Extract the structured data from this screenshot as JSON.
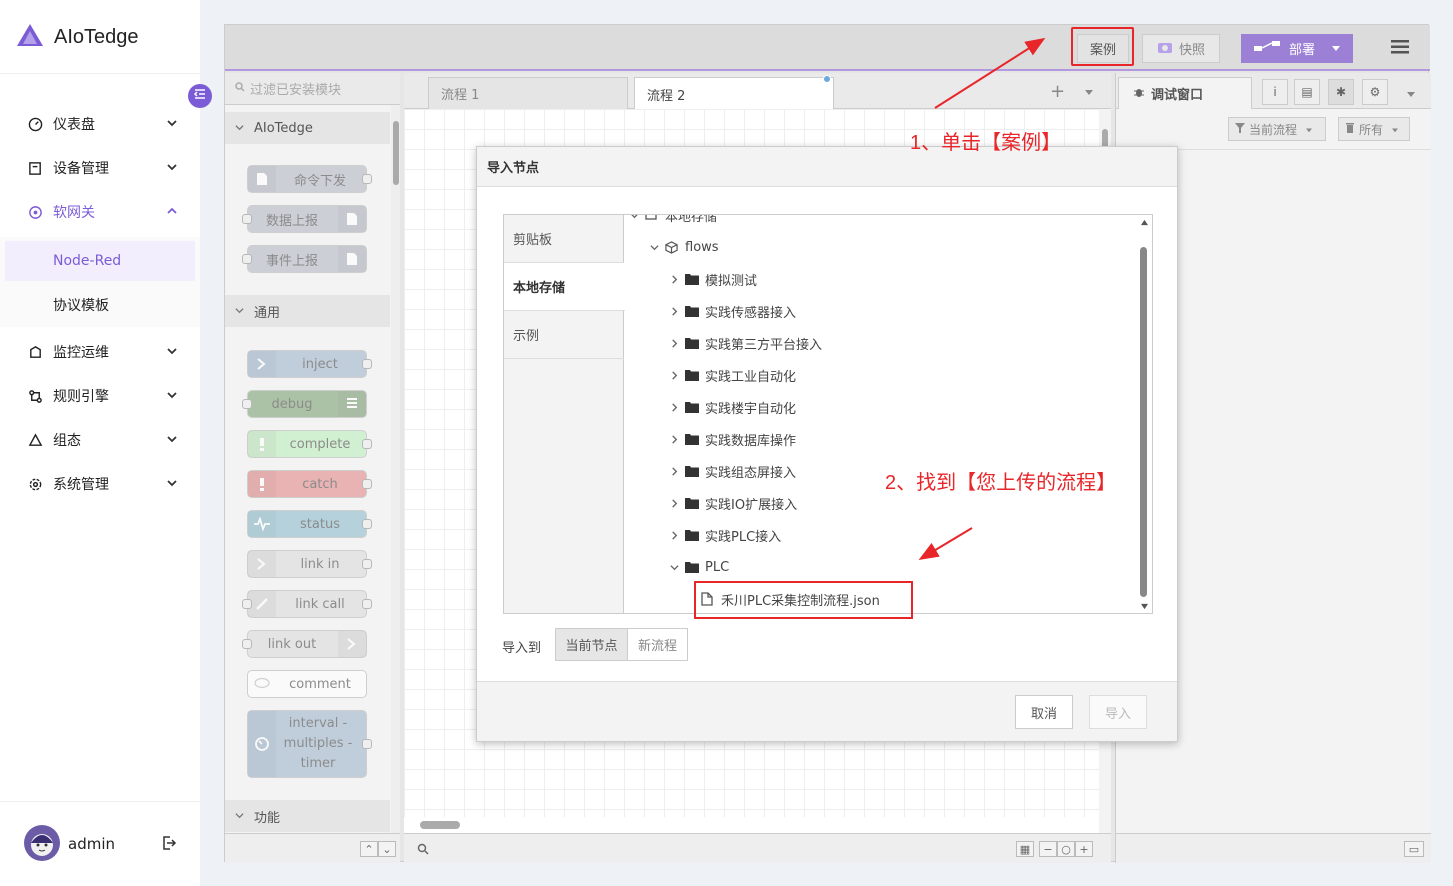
{
  "brand": {
    "name": "AIoTedge"
  },
  "sidebar": {
    "items": [
      {
        "label": "仪表盘"
      },
      {
        "label": "设备管理"
      },
      {
        "label": "软网关"
      },
      {
        "label": "监控运维"
      },
      {
        "label": "规则引擎"
      },
      {
        "label": "组态"
      },
      {
        "label": "系统管理"
      }
    ],
    "sub_items": [
      {
        "label": "Node-Red"
      },
      {
        "label": "协议模板"
      }
    ]
  },
  "user": {
    "name": "admin"
  },
  "nodered": {
    "header": {
      "example_label": "案例",
      "snapshot_label": "快照",
      "deploy_label": "部署"
    },
    "palette": {
      "filter_placeholder": "过滤已安装模块",
      "categories": [
        {
          "label": "AIoTedge",
          "nodes": [
            {
              "label": "命令下发"
            },
            {
              "label": "数据上报"
            },
            {
              "label": "事件上报"
            }
          ]
        },
        {
          "label": "通用",
          "nodes": [
            {
              "label": "inject"
            },
            {
              "label": "debug"
            },
            {
              "label": "complete"
            },
            {
              "label": "catch"
            },
            {
              "label": "status"
            },
            {
              "label": "link in"
            },
            {
              "label": "link call"
            },
            {
              "label": "link out"
            },
            {
              "label": "comment"
            },
            {
              "label": "interval - multiples - timer"
            }
          ]
        },
        {
          "label": "功能",
          "nodes": []
        }
      ]
    },
    "tabs": [
      {
        "label": "流程 1"
      },
      {
        "label": "流程 2"
      }
    ],
    "sidebar": {
      "tab_label": "调试窗口",
      "filter_current": "当前流程",
      "filter_all": "所有"
    }
  },
  "dialog": {
    "title": "导入节点",
    "tabs": [
      {
        "label": "剪贴板"
      },
      {
        "label": "本地存储"
      },
      {
        "label": "示例"
      }
    ],
    "tree": {
      "root": "本地存储",
      "flows_folder": "flows",
      "folders": [
        "模拟测试",
        "实践传感器接入",
        "实践第三方平台接入",
        "实践工业自动化",
        "实践楼宇自动化",
        "实践数据库操作",
        "实践组态屏接入",
        "实践IO扩展接入",
        "实践PLC接入",
        "PLC"
      ],
      "file": "禾川PLC采集控制流程.json"
    },
    "import_to_label": "导入到",
    "import_current": "当前节点",
    "import_new": "新流程",
    "cancel": "取消",
    "import": "导入"
  },
  "annotations": {
    "step1": "1、单击【案例】",
    "step2": "2、找到【您上传的流程】"
  },
  "colors": {
    "accent": "#7c5cd6",
    "annotation": "#e8262a",
    "deploy": "#9b80d6"
  }
}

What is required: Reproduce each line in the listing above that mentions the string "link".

The answer:
              "label": "link in"
              "label": "link call"
              "label": "link out"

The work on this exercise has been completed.